And UIC still amended and renewed his lease, rather than kicking him out, as the law says it should have done.
That means that, for the last 19 years, the tenants of these three UIC-owned storefronts didn’t pay more than $1.2 million in property taxes that they should have.
Asked why he never paid his tax bills, Murray says he initially didn’t realize he was “supposed to be paying taxes” — even though his lease said he had to, and then he thought the taxes were too high, though he never appealed them.
In December 2012, the Devanis signed a lease to open their Montessori preschool in the two storefronts the salon had occupied. Under their lease, they were responsible for all real estate taxes.
When the next round of property tax bills was mailed in early 2013, the bills for the two storefronts the Devanis were leasing still were sent to Murray because the university hadn’t told the assessor the preschool had replaced the salon.
The Devanis amended their lease in May 2015 to add a third storefront, nearly doubling their space, adding 2,515 square feet.
And, just as it hadn’t notified the assessor’s office when the Devanis moved in, the university again failed to notify the agency that they had expanded their space.
The first real estate bill that the preschool got was sent to its Halsted Street address in early 2019 — and it was for only the third storefront.
The Devanis hired a law firm to challenge the assessment that the bill was based on, seeking to lower the bill by arguing that the assessor had overvalued the storefront. Though the bill was for only one of the three storefronts they were leasing, they didn’t challenge the assessments on the other two — the tax bills for which were still incorrectly being sent to Sean Patrick’s Salon.
Kaegi rejected the Devanis’ appeal, and they made a partial payment, of $20,000, in September 2019 — which, nearly seven years into their lease with the university, was their first leasehold property tax payment.
Their lawyer asked Kaegi to reconsider his decision. He refused.
So the Devanis’ lawyer took their appeal of the valuation his office had placed on the one storefront to the Cook County Board of Review, which slashed the value by 60%, from $302,451 to $120,956.
The board’s ruling meant that the Devanis had overpaid their taxes. So Kaegi’s office authorized an $11,971 refund to the Devanis, who still had never paid any property taxes on the two other storefronts.
Though Kaegi’s office twice considered and twice rejected the Devanis’ appeal, the assessor acknowledges that his staff missed chances while doing so to notice that the preschool actually occupied three storefronts, not one, and that the bills for the other two were being sent to the former tenant rather than to them.
In fact, the lawyer seeking the cut in taxes for the preschool submitted its lease as evidence — which showed the school occupied roughly twice the space it was being billed for.
But Kaegi’s staff apparently didn’t spot that in the lease and didn’t move to correct the years of billing errors.
Then, in March 2021, a few weeks after the Devanis got their refund, the university amended the preschool’s lease, allowing the couple to defer half of the yearly rent — more than $64,000 — they owed from the first year of the pandemic.

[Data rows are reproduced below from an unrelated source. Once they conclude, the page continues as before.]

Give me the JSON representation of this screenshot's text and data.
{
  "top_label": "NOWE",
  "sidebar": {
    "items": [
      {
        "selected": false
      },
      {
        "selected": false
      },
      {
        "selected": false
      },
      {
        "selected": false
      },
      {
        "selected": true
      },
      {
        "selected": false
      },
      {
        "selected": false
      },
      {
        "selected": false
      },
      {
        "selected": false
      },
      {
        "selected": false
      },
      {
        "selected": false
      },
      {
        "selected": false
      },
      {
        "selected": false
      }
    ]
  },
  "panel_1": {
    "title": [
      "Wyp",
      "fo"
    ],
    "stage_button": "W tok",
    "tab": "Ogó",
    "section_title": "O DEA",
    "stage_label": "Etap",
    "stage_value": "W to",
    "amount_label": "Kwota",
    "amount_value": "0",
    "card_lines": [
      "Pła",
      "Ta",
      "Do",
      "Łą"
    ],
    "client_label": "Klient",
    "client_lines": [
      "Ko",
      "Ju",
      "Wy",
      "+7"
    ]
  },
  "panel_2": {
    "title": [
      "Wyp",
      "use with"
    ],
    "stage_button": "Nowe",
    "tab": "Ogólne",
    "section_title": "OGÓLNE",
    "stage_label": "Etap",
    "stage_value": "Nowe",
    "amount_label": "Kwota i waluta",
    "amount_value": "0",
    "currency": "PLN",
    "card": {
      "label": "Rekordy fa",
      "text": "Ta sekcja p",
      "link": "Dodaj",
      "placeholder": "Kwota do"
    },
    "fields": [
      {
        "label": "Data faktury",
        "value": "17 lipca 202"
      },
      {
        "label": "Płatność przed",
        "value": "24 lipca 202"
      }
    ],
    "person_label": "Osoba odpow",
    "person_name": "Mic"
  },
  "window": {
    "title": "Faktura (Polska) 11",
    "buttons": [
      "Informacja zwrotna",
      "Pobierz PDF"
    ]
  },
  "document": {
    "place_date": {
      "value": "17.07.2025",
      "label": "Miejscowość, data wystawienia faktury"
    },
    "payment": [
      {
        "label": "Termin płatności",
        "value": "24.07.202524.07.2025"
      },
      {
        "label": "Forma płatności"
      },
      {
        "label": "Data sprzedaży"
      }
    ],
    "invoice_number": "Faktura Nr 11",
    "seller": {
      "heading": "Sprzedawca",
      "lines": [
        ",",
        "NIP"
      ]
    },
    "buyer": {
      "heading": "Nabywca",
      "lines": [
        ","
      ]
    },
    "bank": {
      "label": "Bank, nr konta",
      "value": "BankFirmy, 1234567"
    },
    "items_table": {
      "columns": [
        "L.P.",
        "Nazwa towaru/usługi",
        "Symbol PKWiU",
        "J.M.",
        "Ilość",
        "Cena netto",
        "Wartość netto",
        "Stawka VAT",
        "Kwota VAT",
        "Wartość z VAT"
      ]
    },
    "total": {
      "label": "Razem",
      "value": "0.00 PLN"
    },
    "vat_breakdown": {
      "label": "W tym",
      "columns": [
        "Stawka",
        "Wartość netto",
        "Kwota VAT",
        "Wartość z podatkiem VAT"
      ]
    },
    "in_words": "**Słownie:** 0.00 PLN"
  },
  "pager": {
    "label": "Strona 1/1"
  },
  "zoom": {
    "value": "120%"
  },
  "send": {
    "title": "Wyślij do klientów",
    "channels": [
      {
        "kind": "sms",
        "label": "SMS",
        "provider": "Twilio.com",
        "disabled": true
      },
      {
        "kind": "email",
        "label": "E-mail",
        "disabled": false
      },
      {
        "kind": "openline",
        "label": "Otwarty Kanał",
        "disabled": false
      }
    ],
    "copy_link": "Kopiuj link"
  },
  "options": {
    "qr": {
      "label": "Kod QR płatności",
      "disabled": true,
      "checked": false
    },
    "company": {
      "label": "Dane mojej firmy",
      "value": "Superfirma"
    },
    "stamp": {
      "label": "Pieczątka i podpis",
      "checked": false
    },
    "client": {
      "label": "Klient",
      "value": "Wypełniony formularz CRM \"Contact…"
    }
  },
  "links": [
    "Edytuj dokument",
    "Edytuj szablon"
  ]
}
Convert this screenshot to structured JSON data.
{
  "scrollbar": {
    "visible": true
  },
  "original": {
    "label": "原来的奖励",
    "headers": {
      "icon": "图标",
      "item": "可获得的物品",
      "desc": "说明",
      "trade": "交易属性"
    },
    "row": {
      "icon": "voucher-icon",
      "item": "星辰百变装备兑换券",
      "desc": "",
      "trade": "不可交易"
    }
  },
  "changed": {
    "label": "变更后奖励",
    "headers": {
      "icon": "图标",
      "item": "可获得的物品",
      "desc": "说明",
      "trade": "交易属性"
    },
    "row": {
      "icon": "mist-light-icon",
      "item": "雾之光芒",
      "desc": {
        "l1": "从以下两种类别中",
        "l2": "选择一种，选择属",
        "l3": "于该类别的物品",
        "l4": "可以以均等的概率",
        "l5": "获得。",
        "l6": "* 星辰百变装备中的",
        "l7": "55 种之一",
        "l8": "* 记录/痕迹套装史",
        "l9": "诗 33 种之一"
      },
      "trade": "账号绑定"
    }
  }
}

During that time, the Devanis’ preschool applied for and received $314,180 in federal Paycheck Protection Program loans to help businesses cope with pandemic-related losses, money that wouldn’t have to be repaid if used for qualifying expenses. Records show the status of that loan is “paid in full or forgiven.”
For the past four years, the Montessori school has paid a total of $98,796 in property taxes and interest on the third storefront. But records show its owners are still responsible for two years of unpaid taxes on that property as well as nine years of unpaid taxes on the other two storefronts.
In January 2021, the Devanis bought a $1.3 million home in Northbrook, taking out a $1 million mortgage to do so, according to records filed with the Cook County clerk’s office. Eight months later, they sold their townhouse in Morton Grove for $400,000, records show.
Kashif Devani has personally guaranteed to repay the rent that’s owed to the university. There’s nothing in any of the lease amendments with UIC, though, regarding the unpaid taxes.